As a longtime San Francisco Bay Area resident, 91-year old A.P. has witnessed and helped our community adapt in response to many changes and crises. During World War II—when A.P. was in her early teens—the accompanying labor shortage meant farmers were having trouble getting their crops in on schedule. As a solution, students were invited to pick fruit from the orchards of rural California farms through programs such as the Harvest for Victory Corp. A.P. lived and worked as a harvester for two summers: she recalls climbing up a ladder to pick ripe apricots off of leafy tree branches in Sunnyvale, and on another occasion, wearing knee pads to collect plums off the ground in the sweltering Geyserville heat. The workers were paid 25 cents for each large box filled—though they were also charged for room and board at the end of the harvesting season. Harvesting was really about service and solidarity: A.P. has fond memories of a widespread sense of social responsibility and unity not only among harvesters, but throughout the San Francisco Bay Area during World War II. Everyone was looking for a way to contribute, and for A.P., that sense of social responsibility stayed with her throughout the rest of her life.

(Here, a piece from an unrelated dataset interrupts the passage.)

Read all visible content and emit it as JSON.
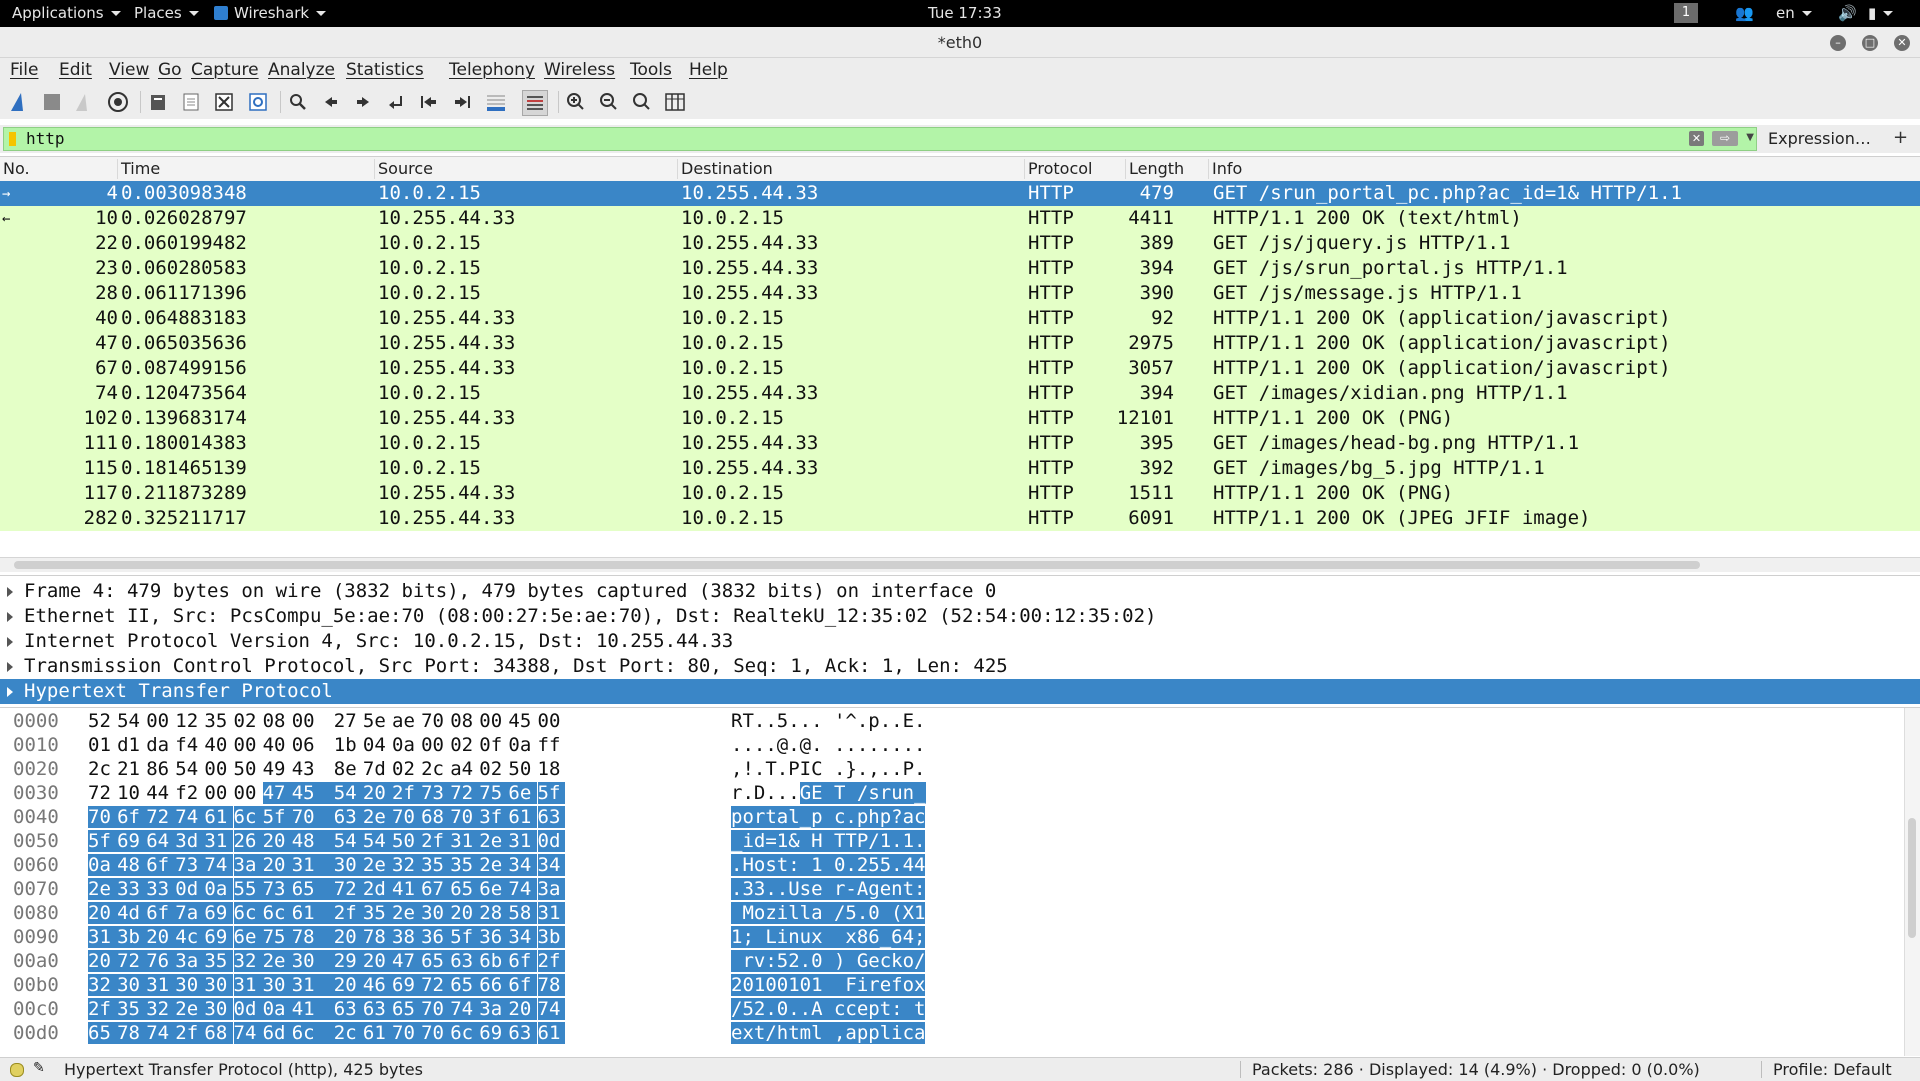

As a Garden Steward (or site host) in Each Green Corner’s Residential Gardening program, A.P. has become part of a community with mutual values.
I appreciate the social responsibility and generous natures of the volunteers [who help maintain her garden], and enjoy the chance to talk to interesting people.”A.P., Senior Garden Steward
Two of these “interesting people” include Heidi and Sam, EGC volunteers who regularly work on A.P.’s property: Heidi is a former GreenPeace volunteer and activist and Sam is a gardener by trade. The couple started volunteering with EGC to help provide essential services during the COVID-19 lockdown. Heidi says she appreciates the chance to support others directly through small-scale gardening. Similarly, Sam has enjoyed getting to know A.P., and told me that “it seems like she digs the idea of having a garden in her yard.”
Heidi has met A.P. several times when coming by to tend the garden, and describes her as “an open-hearted contributor to the community” who truly values seeing her land put to good use. Heidi takes pleasure in facilitating that experience for A.P., and feels that the Residential Gardening program in general helps older people feel more a part of their community—which she believes “is a big part of us coming together as a society in the future.”
To Heidi’s point, the current pandemic—like many global crises, such as war—has highlighted the need for healthier and more connected communities: pre-existing issues such as social isolation and food insecurity are exacerbated in the face of a lockdown. The sudden widespread awareness of these issues is certainly responsible for the surge of interest in home and community gardens, akin to the establishment of victory gardens during wartime.
For seniors, COVID-19 has been a particularly arduous challenge. High risk populations cannot access grocery stores regularly, if at all, and minimizing exposure to the virus necessitates social isolation, a problem that pre-pandemic disproportionately affected the elderly. Urban gardening programs such as those provided by Each Green Corner help mitigate some of the effects of a lockdown: gardening provides food and, if desired, social connection.
A.P., for example, told me that her barely two-month old garden is already producing far more vegetables than she can eat. She is host to 78 tomato plants of five different varieties, 45 jalepeno and poblano pepper plants, and three summer squash. Her garden provides her with regular fresh produce and enables to her favorite food – salsa! The produce A.P. doesn’t use is harvested by EGC and donated to EGC’s food distribution partner, Second Harvest of Silicon Valley.
Just two months after planting, EGC has already harvested more than 50 pounds of produce for donation from A.P.’s garden.
Moreover, as A.P., Sam, and Heidi can testify, working with EGC, whether as a Garden Steward, volunteer, or in an administrative capacity, is a fun way to meet like-minded people. Even during a pandemic, garden volunteers can safely work outside together following social-distancing protocols. Most importantly, the work we do as a result of a crisis—whether it is due to war, a pandemic, or any other major global change—will have long-term positive effects on our collective standard of living.
Written by Sarah Rinzler, Grant Writer